The author/gardener spent 14 years as a reporter and editor at The Washington Post, worked at Nations Business magazine and other publications. He's a good writer first, and then a good gardener, so the story flows well.
A chapter about the Chicken Empathy Museum and his passages about weed obsession had me in stitches.
Here's an excerpt from "The Seeds of Spring":
"Know Einstein's definition of 'insanity'? It's doing the same thing, over and over, and expecting a different result. Well, gardening must be the embodiment of insanity, because I'm doing the same thing over and over and hoping against hope that I'll get the upper hand someday. Because we humans were made to strive for the seemingly impossible, to reach for the stars, to curse the heavens when beaten back in our quests. We're not going to let a few weeds get the better of us, are we? Because we know what happens if we let them get the upper hand: Good plants die.
"There's a nearly foolproof process for determining what is a weed and what is not a weed. Pull it from the ground: If it fights you and refuses to come out without massive effort, it's a weed. If it comes out easily, it was a good plant. Sort of like the tests used in Salem, Massachusetts, to figure out who was a witch: If they tried to drown you and failed, you're a witch. If they submerged you and you drowned, you were not. Not good news for the innocent in either case, but you work with the tools you have.
"Even after incessant weeding, application of herbicides and a few thinly veiled threats against some offending plants in your garden you seem to get the upper hand, others appear or spread at warp speed right behind your back. Carried by wind, water, animals, FedEx delivery guys or who knows what, they find a way."

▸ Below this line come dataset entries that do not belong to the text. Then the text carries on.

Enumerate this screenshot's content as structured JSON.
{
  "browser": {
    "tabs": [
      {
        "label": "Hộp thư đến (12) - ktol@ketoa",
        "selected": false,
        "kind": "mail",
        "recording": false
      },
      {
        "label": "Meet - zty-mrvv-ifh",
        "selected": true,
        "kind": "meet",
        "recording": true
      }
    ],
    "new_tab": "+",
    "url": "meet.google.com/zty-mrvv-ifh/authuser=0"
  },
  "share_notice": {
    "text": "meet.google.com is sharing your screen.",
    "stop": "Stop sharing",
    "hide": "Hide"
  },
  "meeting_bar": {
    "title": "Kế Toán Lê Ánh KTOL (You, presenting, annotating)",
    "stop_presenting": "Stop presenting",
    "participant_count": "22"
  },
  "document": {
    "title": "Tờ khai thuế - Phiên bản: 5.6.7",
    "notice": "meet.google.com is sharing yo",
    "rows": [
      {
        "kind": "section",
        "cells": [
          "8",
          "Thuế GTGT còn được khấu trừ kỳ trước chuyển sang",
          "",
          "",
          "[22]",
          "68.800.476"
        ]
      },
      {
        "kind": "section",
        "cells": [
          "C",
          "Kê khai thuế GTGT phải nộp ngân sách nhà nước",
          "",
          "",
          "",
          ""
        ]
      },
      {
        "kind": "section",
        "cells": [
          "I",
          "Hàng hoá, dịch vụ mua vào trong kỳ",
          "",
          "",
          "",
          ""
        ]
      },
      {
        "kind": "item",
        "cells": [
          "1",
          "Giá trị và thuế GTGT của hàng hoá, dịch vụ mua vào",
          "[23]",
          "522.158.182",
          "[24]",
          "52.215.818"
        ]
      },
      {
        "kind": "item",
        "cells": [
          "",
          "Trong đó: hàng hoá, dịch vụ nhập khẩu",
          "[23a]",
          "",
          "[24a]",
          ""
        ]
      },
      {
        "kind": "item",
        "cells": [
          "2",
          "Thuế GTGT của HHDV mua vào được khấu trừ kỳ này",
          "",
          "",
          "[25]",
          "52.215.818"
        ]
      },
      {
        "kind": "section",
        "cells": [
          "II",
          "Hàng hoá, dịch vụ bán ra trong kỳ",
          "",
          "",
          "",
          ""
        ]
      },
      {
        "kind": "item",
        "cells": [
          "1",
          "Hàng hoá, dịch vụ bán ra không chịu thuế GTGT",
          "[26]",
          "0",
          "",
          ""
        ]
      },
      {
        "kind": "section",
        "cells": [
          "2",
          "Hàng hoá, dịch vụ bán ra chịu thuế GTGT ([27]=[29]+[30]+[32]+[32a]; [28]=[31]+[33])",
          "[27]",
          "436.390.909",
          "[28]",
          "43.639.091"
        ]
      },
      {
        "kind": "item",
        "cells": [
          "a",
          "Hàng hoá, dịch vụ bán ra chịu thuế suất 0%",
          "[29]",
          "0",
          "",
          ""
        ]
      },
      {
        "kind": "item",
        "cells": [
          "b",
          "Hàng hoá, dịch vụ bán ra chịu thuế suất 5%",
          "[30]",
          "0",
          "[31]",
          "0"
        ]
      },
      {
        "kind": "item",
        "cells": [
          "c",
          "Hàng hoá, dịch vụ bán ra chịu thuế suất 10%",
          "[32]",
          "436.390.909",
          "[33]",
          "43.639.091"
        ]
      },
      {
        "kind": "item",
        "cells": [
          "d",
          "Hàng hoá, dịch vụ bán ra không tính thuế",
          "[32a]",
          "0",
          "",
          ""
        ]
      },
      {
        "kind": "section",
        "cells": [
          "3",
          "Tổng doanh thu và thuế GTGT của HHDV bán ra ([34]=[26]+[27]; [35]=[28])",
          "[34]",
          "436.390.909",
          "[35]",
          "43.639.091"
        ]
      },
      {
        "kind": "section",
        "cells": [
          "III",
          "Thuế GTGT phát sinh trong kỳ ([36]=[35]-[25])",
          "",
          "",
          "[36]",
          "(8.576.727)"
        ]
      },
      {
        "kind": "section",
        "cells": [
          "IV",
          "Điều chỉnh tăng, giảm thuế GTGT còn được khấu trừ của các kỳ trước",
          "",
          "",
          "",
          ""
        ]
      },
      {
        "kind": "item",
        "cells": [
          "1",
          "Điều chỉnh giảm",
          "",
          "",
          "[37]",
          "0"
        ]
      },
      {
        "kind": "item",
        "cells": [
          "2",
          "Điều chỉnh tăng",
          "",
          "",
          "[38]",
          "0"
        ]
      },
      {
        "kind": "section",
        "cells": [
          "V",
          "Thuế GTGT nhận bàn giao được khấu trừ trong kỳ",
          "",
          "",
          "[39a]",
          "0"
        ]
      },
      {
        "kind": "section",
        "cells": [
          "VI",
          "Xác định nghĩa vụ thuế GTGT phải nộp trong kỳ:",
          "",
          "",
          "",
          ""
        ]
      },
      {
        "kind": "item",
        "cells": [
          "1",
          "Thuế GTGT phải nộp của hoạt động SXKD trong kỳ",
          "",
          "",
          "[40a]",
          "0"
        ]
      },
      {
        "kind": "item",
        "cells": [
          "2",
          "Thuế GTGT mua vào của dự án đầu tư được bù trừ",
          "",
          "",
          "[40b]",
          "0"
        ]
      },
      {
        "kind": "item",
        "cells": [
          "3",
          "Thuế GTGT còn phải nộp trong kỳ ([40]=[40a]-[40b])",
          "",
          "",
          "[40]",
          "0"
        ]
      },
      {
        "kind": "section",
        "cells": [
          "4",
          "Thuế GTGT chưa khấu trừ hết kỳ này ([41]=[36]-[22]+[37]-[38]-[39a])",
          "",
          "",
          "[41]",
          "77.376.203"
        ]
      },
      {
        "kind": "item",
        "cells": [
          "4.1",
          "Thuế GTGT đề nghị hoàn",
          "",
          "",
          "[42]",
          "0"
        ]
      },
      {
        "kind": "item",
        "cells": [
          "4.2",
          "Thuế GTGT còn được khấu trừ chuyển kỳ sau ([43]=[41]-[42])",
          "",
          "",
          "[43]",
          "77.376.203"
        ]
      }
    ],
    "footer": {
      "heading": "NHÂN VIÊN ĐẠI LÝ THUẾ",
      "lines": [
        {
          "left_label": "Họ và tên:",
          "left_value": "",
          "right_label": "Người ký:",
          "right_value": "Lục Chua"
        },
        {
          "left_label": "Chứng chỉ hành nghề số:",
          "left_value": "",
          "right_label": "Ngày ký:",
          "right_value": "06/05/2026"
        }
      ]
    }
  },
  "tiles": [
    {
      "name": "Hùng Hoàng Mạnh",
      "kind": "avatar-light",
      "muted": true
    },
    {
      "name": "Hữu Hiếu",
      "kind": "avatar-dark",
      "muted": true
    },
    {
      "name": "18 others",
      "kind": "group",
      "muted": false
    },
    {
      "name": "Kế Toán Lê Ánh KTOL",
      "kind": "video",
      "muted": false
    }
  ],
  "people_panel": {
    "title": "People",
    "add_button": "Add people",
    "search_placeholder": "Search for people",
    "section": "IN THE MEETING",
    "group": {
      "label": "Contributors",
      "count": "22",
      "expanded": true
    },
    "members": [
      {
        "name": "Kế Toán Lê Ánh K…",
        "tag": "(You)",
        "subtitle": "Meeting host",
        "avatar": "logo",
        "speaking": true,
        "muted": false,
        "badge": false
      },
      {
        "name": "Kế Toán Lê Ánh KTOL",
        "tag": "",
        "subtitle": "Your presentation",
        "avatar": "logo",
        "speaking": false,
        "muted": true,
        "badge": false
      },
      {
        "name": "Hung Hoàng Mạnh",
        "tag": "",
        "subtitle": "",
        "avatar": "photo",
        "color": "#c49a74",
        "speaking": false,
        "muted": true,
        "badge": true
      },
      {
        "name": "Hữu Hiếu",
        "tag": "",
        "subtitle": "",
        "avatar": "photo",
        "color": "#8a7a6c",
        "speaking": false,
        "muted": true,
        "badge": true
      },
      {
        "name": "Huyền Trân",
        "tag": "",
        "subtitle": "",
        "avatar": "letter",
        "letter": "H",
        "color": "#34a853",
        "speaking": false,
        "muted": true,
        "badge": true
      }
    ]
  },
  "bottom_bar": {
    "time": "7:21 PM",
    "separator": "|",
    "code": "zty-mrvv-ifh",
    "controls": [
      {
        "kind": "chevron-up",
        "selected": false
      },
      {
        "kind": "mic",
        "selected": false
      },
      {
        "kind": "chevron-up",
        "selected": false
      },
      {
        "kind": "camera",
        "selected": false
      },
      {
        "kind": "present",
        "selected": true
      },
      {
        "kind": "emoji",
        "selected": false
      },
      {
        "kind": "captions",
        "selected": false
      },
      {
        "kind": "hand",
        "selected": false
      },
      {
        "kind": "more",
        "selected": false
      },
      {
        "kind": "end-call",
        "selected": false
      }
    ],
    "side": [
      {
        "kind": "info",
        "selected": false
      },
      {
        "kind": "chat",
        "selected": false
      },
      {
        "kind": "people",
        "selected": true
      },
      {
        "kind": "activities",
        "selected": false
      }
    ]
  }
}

"The Seeds of Spring: Lessons from the Garden" (Create Space/Breaking Ground Books, 2010, $9.95) is available from Amazon.com in paperback and Kindle editions.
A nip for your flowers
Mary Helen Tully tells me that if you add a shot of gin to your paperwhites they will be more fragrant!
"True story ... I do it every year. Gin is a derivative of juniper berries, a cousin to paperwhites ..., so the story goes. I always put mine in a bowl in glass floral beads. This year I added sea shells and pearl ornaments. Add water and one shot of gin. Too much gin and they grow too tall and fall over. Cross my heart!"
Reach Sara Busse at sara.bu...@wvgazette.com or 304-348-1249.